IN TIMES of a national budget crisis, it's nice to know the government can still afford the really important things.
Like a private shower for Manuel Noriega.
You probably read about this. The deposed Panamanian dictator, alleged drug trafficker, and suspected embezzler of millions is being held at Metropolitan Correctional Center in Miami.
And what a spartan life it is. Noriega has a private suite, as opposed to the noisy crowded cells where other inmates are housed. While everyone else clusters around shared television sets, the ex-general watches his own. Other prisoners wait in line to make a call, but Noriega has his own phone.
He also has an exercise bike, a desk, IBM computer equipment, two safes, a Xerox copying machine, and a paper shredder.
The suite and the shower and the exercise cycle are necessary, we are told, because Noriega must be held in isolation for security reasons. The desk and computer equipment are essential, his lawyers say, to help prepare his legal case.
Give the guy credit. Most dope smugglers are thrilled if the guards sneak them the occasional Penthouse or a pack of cigarettes. They wouldn't dream of asking for a Xerox machine and a paper shredder.

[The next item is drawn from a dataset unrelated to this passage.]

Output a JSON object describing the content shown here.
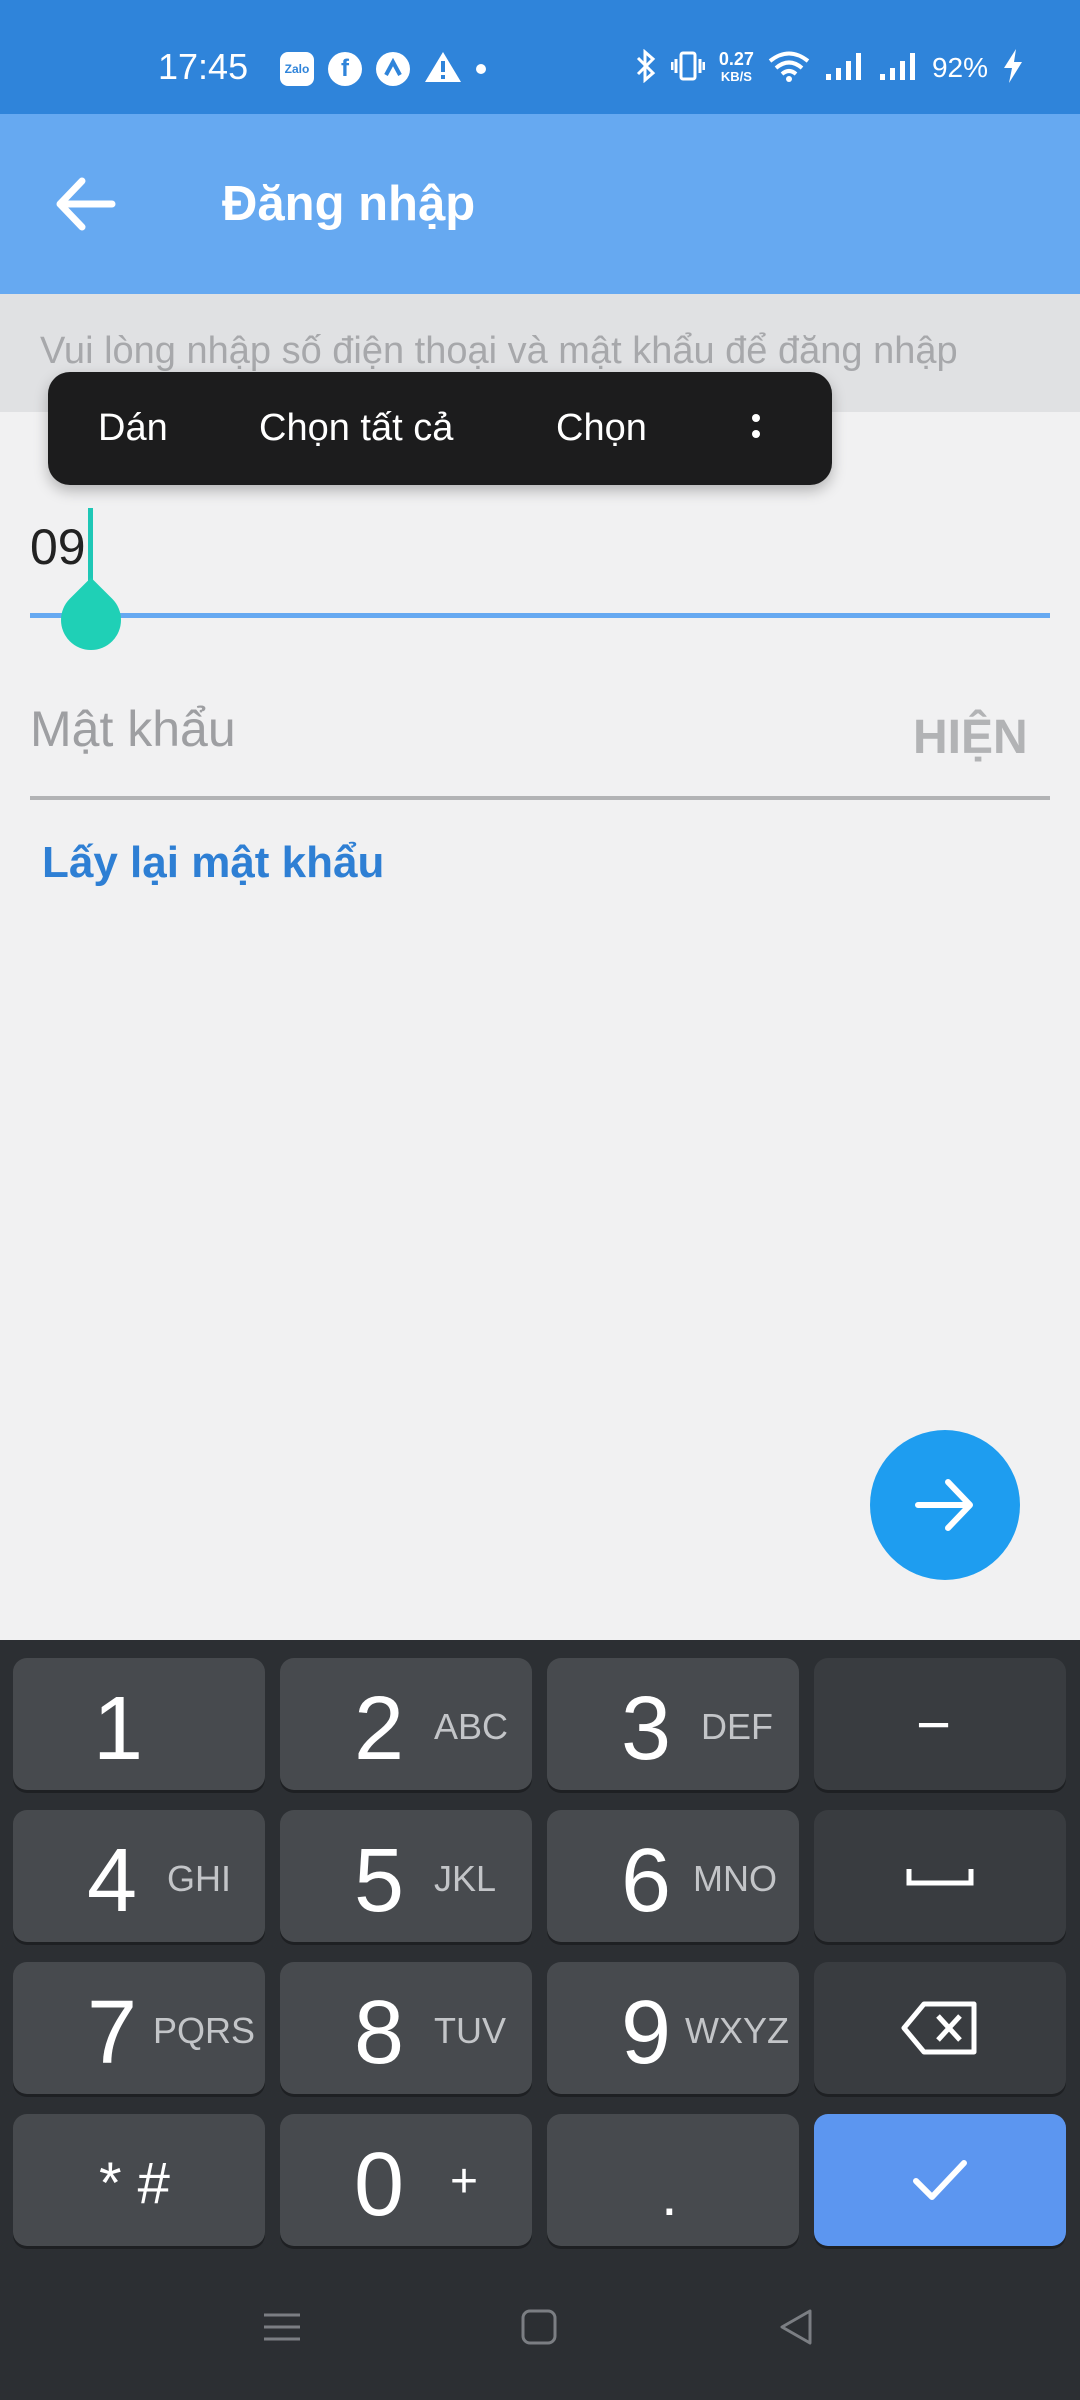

The government isn't revealing the cost of maintaining Chateau Noriega, which was custom-designed because an ordinary jail cell was too confining. Nor is it known which of the general's goodies - from deodorant to English-lesson tapes to his beloved Oreo cookies - are paid for by U.S. taxpayers.
So, thanks to Uncle Sam, Noriega is now living better in a U.S. prison than many people are living back in Panama.
Imagine what they must think. We invade the country, scores of civilians die, entire neighborhoods are burned and bombed - all in the quest to capture this pint-size despot who thumbed his nose in our face. When he finally surrenders, we haul him back to Miami and build him his own law office!
Granted, the Miami jail isn't exactly Devil's Island; none of the inmates is dining on cockroach sandwiches. Still, Noriega's got himself a cushy arrangement, and some of his fellow prisoners are peeved. Some stand at the windows and shout insults when he goes for his evening stroll with the guards.
It's probably safe to assume that the general won't be trying out for the prison softball team next spring.
Our government went to such extraordinary lengths to catch Noriega that a judge felt moved to declare him a prisoner of war. As a POW, Noriega is entitled to certain basics; these do not customarily include an IBM personal computer, unless the Geneva Conventions have been updated.
It's hard to quarrel with the assertion that modern office equipment helps Noriega assist his legal defense. The same could be said for every yutz in prison. I'm sure Charlie Manson would be delighted to get his own paper shredder, but it's probably not a terrific idea.
The stakes in Noriega's case are high and go beyond the allegations of smuggling cocaine. He was a crooked troll long before his indictment, but he was our crooked troll. When he goes on trial, so will U.S. foreign policy.
An acquittal would be a disastrous humiliation for the Bush administration. ``Operation Just Cause'' would become known as ``Operation Never Mind.''
Maybe the government is bending over backward so that Noriega's lawyers won't be able to say the case was impeded by Washington. Whatever the strategy, it's gone too far.
So what if the general loves Oreos? Who doesn't? A shower, a phone, a TV - no wonder the other inmates are ticked off.
Maybe someday, if convicted, Noriega will learn what other U.S. prisons are like. Maybe he'll even get a roommate.
Say, a 350-pound biker named Mule.
Carl Hiaasen is a columnist for The Miami Herald.